## Source material
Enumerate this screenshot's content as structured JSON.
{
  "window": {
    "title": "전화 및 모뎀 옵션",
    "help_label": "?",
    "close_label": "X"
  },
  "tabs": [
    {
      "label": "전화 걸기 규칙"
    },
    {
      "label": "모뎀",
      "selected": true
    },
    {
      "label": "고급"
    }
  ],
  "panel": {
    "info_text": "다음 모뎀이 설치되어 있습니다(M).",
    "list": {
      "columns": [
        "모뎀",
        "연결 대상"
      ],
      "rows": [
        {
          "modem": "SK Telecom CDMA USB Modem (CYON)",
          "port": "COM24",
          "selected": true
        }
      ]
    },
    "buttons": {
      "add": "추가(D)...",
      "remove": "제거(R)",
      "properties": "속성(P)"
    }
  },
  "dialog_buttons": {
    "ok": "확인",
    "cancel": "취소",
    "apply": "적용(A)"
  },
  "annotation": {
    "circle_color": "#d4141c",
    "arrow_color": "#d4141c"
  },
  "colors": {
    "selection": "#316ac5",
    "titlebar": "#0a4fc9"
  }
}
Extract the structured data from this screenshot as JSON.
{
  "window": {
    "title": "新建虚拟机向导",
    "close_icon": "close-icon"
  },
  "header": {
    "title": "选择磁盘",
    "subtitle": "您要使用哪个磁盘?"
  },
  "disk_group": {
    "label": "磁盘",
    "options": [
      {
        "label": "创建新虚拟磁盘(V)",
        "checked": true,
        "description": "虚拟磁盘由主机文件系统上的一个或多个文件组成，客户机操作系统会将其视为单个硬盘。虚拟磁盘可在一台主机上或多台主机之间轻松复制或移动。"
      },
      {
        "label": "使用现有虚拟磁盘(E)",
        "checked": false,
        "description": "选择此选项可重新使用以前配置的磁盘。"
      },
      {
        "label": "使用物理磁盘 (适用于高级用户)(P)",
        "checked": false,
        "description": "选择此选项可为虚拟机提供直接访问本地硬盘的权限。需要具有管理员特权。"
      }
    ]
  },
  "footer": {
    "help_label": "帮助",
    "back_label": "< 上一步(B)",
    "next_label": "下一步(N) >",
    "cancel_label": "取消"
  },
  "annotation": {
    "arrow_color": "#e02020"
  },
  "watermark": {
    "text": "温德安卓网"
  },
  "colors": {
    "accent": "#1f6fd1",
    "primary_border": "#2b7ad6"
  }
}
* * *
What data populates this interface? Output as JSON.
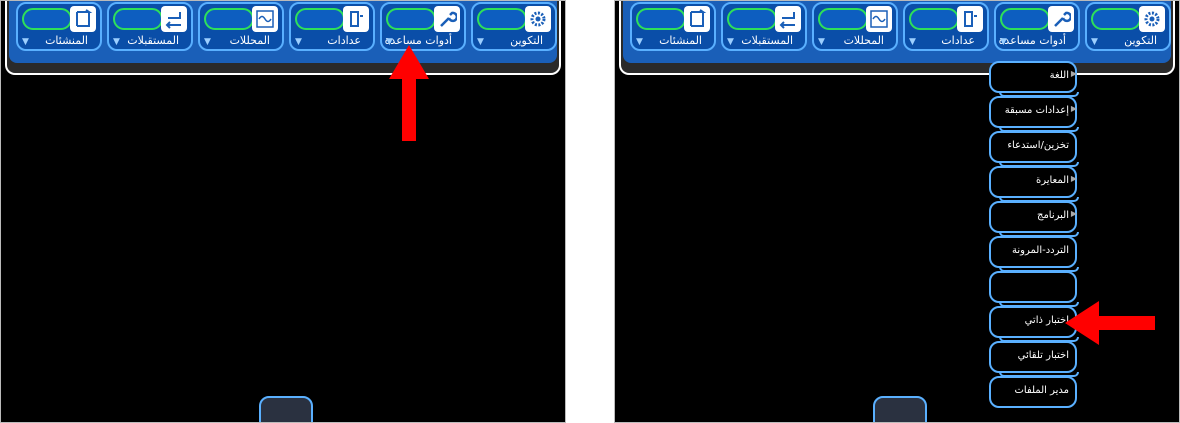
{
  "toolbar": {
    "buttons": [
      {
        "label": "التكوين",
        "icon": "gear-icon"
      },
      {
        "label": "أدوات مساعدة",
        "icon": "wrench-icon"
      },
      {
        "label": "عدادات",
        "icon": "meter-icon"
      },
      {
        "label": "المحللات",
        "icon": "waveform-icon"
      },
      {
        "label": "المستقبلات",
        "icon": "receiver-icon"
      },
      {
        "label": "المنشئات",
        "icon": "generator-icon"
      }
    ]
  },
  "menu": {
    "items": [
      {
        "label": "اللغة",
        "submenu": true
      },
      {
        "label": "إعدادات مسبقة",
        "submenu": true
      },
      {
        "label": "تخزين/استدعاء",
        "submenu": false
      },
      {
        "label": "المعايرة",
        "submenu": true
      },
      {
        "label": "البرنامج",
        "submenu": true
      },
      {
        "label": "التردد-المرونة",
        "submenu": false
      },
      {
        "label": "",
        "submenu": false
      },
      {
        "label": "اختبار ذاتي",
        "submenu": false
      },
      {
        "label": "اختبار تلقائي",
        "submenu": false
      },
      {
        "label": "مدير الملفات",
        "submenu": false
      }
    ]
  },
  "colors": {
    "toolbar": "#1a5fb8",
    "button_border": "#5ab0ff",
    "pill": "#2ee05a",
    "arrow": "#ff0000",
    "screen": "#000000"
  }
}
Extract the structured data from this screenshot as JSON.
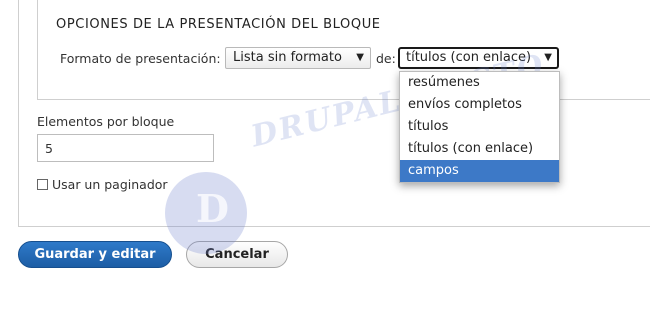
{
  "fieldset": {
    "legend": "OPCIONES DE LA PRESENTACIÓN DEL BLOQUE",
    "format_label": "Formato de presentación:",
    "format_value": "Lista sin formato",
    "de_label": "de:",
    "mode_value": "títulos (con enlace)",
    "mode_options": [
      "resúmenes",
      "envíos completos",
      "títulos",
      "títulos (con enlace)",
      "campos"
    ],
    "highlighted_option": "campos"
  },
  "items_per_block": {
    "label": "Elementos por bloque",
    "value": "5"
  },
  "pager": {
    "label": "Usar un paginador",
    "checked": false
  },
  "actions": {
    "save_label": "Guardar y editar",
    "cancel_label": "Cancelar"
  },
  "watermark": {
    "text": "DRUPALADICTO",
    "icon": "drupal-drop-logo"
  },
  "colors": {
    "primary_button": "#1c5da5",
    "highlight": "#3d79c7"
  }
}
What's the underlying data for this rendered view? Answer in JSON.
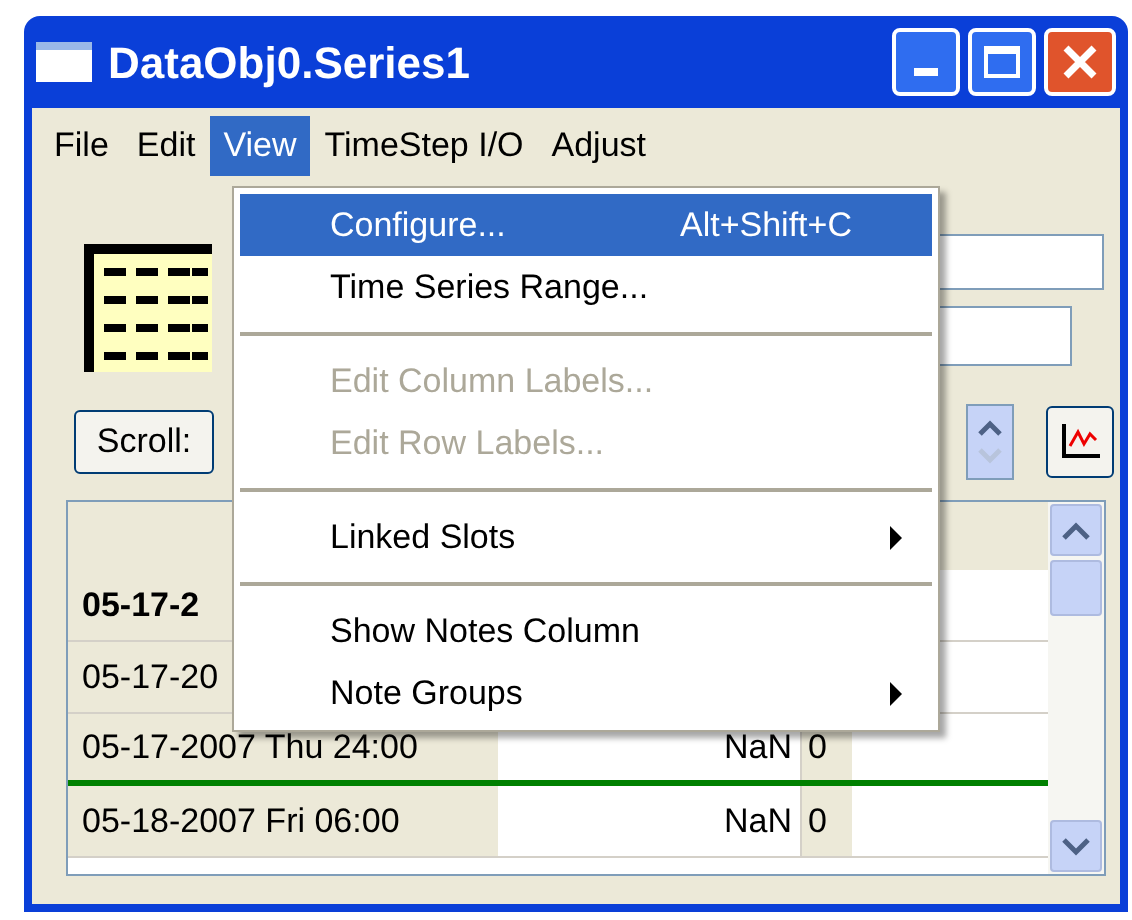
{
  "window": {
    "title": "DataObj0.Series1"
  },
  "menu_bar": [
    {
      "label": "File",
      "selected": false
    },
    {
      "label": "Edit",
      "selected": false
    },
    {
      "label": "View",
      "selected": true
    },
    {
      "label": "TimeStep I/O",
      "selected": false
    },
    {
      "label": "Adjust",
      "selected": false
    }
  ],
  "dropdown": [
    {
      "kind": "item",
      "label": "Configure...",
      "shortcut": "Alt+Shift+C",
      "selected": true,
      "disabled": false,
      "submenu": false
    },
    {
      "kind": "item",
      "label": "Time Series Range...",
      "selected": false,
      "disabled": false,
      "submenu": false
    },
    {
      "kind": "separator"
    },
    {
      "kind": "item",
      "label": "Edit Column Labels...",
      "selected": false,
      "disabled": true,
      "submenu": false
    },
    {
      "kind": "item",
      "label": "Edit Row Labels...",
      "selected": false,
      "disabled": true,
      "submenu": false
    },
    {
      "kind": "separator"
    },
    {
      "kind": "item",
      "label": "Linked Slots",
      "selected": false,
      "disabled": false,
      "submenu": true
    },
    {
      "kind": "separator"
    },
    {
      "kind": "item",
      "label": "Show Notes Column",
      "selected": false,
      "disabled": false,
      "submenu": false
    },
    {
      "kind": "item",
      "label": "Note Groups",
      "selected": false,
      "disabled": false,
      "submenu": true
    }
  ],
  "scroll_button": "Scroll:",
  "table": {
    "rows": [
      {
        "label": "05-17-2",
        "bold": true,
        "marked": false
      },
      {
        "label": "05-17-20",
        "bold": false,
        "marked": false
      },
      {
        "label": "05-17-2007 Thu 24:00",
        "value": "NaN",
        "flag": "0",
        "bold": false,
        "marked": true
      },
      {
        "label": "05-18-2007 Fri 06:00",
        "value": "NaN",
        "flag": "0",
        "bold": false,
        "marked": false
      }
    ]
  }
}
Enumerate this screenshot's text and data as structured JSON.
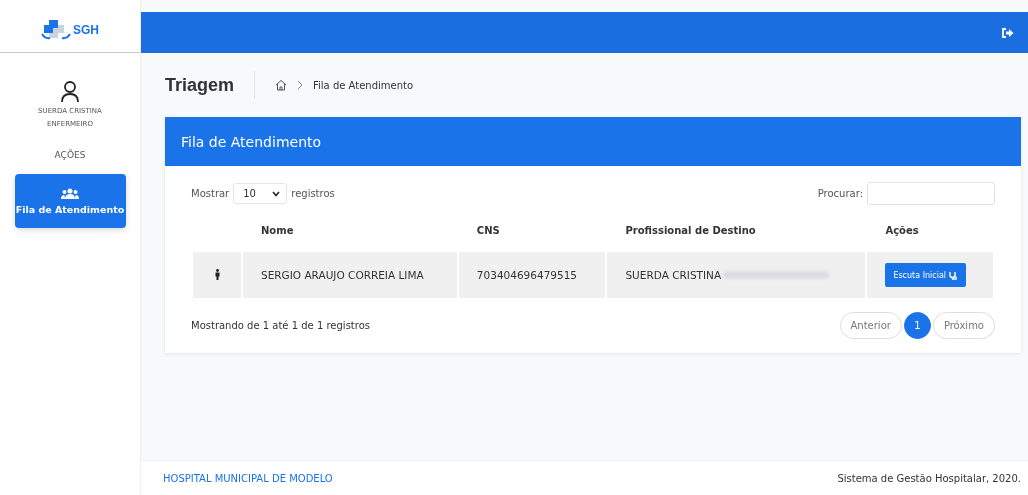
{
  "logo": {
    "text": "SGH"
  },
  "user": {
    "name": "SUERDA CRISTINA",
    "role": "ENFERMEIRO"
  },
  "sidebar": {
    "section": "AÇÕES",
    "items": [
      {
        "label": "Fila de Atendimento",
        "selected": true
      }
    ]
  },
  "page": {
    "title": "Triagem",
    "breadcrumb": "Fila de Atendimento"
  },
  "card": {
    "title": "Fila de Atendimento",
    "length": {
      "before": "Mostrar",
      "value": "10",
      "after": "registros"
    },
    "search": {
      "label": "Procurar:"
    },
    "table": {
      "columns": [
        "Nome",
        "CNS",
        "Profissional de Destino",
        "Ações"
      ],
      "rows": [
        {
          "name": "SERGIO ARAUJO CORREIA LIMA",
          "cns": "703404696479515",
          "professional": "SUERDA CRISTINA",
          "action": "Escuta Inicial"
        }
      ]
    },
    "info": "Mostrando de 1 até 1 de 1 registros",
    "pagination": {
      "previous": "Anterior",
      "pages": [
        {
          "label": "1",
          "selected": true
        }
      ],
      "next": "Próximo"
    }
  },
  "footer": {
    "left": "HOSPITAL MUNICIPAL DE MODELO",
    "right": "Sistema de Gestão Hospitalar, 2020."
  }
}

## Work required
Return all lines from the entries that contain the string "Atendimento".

## Reply to the task
        "label": "Fila de Atendimento",
    "breadcrumb": "Fila de Atendimento"
    "title": "Fila de Atendimento",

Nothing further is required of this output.